(Stored entries)

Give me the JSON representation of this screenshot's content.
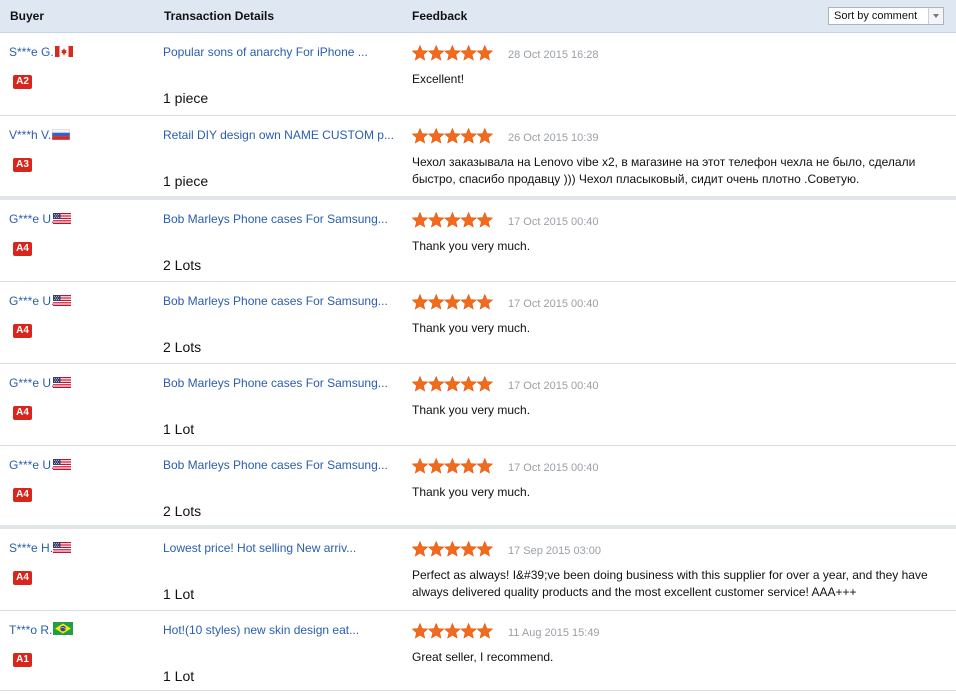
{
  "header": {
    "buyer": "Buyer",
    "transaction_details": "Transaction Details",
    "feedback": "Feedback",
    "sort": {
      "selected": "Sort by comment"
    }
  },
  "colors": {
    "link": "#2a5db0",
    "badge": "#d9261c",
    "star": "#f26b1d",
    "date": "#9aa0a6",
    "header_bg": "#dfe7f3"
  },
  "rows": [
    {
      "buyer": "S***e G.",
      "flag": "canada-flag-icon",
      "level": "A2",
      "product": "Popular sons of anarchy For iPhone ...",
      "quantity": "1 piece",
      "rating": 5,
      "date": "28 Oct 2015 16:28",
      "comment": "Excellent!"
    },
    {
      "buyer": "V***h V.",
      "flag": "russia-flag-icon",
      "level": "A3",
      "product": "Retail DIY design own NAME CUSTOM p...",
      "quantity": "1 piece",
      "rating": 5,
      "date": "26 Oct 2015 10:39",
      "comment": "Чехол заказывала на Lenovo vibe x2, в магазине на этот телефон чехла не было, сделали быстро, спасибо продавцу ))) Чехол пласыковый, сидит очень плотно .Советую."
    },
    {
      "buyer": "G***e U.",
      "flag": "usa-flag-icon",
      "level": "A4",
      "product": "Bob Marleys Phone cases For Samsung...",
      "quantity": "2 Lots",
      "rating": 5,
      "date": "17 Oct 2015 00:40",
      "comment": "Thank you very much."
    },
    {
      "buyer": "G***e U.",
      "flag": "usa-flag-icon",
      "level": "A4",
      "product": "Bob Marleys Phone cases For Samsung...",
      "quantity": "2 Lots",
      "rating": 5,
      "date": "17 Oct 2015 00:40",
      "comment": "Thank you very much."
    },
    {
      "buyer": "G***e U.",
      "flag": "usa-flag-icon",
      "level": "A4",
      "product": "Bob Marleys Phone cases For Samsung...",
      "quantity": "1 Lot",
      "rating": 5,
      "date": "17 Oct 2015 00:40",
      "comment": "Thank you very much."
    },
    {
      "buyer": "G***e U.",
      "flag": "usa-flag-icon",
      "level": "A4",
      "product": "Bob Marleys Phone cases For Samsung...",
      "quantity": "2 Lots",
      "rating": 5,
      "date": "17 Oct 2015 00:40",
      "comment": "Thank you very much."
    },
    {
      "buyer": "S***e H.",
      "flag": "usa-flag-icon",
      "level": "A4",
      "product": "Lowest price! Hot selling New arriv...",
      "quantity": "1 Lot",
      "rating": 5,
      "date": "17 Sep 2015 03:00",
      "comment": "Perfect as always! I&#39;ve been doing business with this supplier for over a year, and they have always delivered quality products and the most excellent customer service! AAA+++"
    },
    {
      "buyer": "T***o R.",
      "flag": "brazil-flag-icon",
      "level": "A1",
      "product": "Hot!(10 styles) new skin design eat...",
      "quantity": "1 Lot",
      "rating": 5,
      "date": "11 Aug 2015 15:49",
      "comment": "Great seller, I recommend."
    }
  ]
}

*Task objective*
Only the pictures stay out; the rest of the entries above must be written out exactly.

*Output of the exercise*
Give me the JSON representation of this screenshot's content.
{
  "header": {
    "buyer": "Buyer",
    "transaction_details": "Transaction Details",
    "feedback": "Feedback",
    "sort": {
      "selected": "Sort by comment"
    }
  },
  "colors": {
    "link": "#2a5db0",
    "badge": "#d9261c",
    "star": "#f26b1d",
    "date": "#9aa0a6",
    "header_bg": "#dfe7f3"
  },
  "rows": [
    {
      "buyer": "S***e G.",
      "flag": "canada-flag-icon",
      "level": "A2",
      "product": "Popular sons of anarchy For iPhone ...",
      "quantity": "1 piece",
      "rating": 5,
      "date": "28 Oct 2015 16:28",
      "comment": "Excellent!"
    },
    {
      "buyer": "V***h V.",
      "flag": "russia-flag-icon",
      "level": "A3",
      "product": "Retail DIY design own NAME CUSTOM p...",
      "quantity": "1 piece",
      "rating": 5,
      "date": "26 Oct 2015 10:39",
      "comment": "Чехол заказывала на Lenovo vibe x2, в магазине на этот телефон чехла не было, сделали быстро, спасибо продавцу ))) Чехол пласыковый, сидит очень плотно .Советую."
    },
    {
      "buyer": "G***e U.",
      "flag": "usa-flag-icon",
      "level": "A4",
      "product": "Bob Marleys Phone cases For Samsung...",
      "quantity": "2 Lots",
      "rating": 5,
      "date": "17 Oct 2015 00:40",
      "comment": "Thank you very much."
    },
    {
      "buyer": "G***e U.",
      "flag": "usa-flag-icon",
      "level": "A4",
      "product": "Bob Marleys Phone cases For Samsung...",
      "quantity": "2 Lots",
      "rating": 5,
      "date": "17 Oct 2015 00:40",
      "comment": "Thank you very much."
    },
    {
      "buyer": "G***e U.",
      "flag": "usa-flag-icon",
      "level": "A4",
      "product": "Bob Marleys Phone cases For Samsung...",
      "quantity": "1 Lot",
      "rating": 5,
      "date": "17 Oct 2015 00:40",
      "comment": "Thank you very much."
    },
    {
      "buyer": "G***e U.",
      "flag": "usa-flag-icon",
      "level": "A4",
      "product": "Bob Marleys Phone cases For Samsung...",
      "quantity": "2 Lots",
      "rating": 5,
      "date": "17 Oct 2015 00:40",
      "comment": "Thank you very much."
    },
    {
      "buyer": "S***e H.",
      "flag": "usa-flag-icon",
      "level": "A4",
      "product": "Lowest price! Hot selling New arriv...",
      "quantity": "1 Lot",
      "rating": 5,
      "date": "17 Sep 2015 03:00",
      "comment": "Perfect as always! I&#39;ve been doing business with this supplier for over a year, and they have always delivered quality products and the most excellent customer service! AAA+++"
    },
    {
      "buyer": "T***o R.",
      "flag": "brazil-flag-icon",
      "level": "A1",
      "product": "Hot!(10 styles) new skin design eat...",
      "quantity": "1 Lot",
      "rating": 5,
      "date": "11 Aug 2015 15:49",
      "comment": "Great seller, I recommend."
    }
  ]
}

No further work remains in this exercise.